*WHAT TO WORK ON*
Comb through the entries for "this" and pull out each line that holds it.

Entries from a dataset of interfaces
▼▼▼

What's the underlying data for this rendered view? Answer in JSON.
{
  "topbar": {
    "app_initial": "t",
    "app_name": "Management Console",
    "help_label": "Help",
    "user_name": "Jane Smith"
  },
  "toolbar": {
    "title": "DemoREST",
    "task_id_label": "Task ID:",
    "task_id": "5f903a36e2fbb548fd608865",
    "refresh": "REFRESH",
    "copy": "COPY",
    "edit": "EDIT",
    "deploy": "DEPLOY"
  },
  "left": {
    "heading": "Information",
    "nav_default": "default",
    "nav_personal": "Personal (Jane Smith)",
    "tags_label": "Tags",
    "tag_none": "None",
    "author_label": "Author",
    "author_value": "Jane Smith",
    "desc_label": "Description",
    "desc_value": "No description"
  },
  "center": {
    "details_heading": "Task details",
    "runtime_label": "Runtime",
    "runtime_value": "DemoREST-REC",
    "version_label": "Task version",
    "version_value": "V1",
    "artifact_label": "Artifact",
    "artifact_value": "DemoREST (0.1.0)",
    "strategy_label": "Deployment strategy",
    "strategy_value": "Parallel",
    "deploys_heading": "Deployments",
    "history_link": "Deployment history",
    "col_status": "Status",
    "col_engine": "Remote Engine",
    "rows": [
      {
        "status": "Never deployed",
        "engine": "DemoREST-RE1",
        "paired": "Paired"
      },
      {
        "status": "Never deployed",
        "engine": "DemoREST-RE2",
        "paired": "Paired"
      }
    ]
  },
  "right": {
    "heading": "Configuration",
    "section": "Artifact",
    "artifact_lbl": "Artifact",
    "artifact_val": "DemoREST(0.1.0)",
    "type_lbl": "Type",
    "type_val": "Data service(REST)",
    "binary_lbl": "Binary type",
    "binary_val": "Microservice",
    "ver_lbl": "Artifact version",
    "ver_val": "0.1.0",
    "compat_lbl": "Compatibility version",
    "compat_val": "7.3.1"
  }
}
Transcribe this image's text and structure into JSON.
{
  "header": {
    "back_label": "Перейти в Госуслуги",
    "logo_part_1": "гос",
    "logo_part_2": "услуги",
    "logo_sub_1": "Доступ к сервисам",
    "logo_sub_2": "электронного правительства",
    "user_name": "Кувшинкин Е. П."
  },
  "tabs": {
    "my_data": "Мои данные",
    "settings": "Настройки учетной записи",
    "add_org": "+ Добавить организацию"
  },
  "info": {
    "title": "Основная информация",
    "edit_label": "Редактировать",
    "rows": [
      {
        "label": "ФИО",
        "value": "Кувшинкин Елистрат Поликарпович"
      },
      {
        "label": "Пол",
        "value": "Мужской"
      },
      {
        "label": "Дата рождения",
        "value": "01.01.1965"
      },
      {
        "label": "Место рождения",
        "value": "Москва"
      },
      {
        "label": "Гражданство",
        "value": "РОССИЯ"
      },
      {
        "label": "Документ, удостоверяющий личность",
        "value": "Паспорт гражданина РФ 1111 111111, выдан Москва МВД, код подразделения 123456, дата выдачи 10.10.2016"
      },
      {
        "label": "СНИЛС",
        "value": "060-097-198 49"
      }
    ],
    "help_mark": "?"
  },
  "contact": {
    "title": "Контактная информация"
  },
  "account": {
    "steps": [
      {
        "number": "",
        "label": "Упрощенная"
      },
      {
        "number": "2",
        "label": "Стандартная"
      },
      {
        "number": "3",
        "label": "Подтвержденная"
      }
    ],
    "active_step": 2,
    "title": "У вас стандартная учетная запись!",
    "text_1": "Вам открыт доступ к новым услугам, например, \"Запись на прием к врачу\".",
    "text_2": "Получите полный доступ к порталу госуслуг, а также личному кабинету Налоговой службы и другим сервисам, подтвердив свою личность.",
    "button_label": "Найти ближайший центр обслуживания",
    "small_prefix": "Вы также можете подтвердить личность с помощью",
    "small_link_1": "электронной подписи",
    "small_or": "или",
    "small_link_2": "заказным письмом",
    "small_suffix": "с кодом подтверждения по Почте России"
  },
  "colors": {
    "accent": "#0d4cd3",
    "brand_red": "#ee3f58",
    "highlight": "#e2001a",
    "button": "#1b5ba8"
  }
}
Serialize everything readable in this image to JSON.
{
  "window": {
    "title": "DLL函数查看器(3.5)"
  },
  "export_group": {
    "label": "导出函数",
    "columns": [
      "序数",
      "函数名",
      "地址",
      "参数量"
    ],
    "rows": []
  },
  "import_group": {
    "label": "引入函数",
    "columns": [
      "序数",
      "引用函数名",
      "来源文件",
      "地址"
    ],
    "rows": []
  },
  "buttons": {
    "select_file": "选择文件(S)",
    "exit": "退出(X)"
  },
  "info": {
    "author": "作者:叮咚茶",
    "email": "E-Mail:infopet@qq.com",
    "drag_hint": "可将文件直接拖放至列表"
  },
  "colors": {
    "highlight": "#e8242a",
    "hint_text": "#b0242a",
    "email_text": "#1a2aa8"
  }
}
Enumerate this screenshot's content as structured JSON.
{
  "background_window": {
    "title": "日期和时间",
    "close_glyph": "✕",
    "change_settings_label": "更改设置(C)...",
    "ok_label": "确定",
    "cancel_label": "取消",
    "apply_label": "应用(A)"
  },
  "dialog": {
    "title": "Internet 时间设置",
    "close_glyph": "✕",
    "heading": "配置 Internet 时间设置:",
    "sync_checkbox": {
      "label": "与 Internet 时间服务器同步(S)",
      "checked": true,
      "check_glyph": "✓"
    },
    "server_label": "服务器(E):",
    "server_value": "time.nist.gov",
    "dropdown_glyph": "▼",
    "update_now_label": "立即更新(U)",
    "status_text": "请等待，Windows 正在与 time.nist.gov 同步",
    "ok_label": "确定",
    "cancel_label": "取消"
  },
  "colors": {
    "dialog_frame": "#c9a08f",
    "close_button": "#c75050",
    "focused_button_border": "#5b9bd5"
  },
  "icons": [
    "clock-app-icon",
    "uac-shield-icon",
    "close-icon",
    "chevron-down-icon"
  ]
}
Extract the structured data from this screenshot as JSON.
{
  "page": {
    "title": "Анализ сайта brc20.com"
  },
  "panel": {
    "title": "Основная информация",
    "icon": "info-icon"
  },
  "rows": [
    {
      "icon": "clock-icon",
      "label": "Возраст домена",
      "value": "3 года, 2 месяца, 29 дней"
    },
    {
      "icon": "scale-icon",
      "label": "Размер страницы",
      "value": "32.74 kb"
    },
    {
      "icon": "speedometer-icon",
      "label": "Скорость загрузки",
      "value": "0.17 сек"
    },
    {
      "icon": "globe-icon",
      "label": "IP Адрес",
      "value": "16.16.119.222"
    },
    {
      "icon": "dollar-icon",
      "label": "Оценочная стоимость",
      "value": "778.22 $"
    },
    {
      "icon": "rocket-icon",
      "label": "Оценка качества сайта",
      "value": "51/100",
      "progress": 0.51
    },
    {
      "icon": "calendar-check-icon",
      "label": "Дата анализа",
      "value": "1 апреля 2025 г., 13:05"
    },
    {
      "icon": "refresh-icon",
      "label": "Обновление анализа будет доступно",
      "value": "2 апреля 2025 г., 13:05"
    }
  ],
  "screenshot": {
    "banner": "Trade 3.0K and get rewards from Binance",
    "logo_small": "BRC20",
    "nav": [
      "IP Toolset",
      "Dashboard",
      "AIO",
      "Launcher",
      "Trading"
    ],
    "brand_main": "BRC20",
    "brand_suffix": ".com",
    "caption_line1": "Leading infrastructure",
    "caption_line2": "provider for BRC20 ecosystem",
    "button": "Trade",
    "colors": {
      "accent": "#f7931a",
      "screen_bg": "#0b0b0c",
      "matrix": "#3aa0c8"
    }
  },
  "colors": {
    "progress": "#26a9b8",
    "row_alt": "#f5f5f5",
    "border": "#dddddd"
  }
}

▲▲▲

*WORKED SOLUTION*
What's the underlying data for this rendered view? Answer in JSON.
Transcribe this image's text and structure into JSON.
Serialize everything readable in this image to JSON.
Enumerate this screenshot's content as structured JSON.
Extract the structured data from this screenshot as JSON.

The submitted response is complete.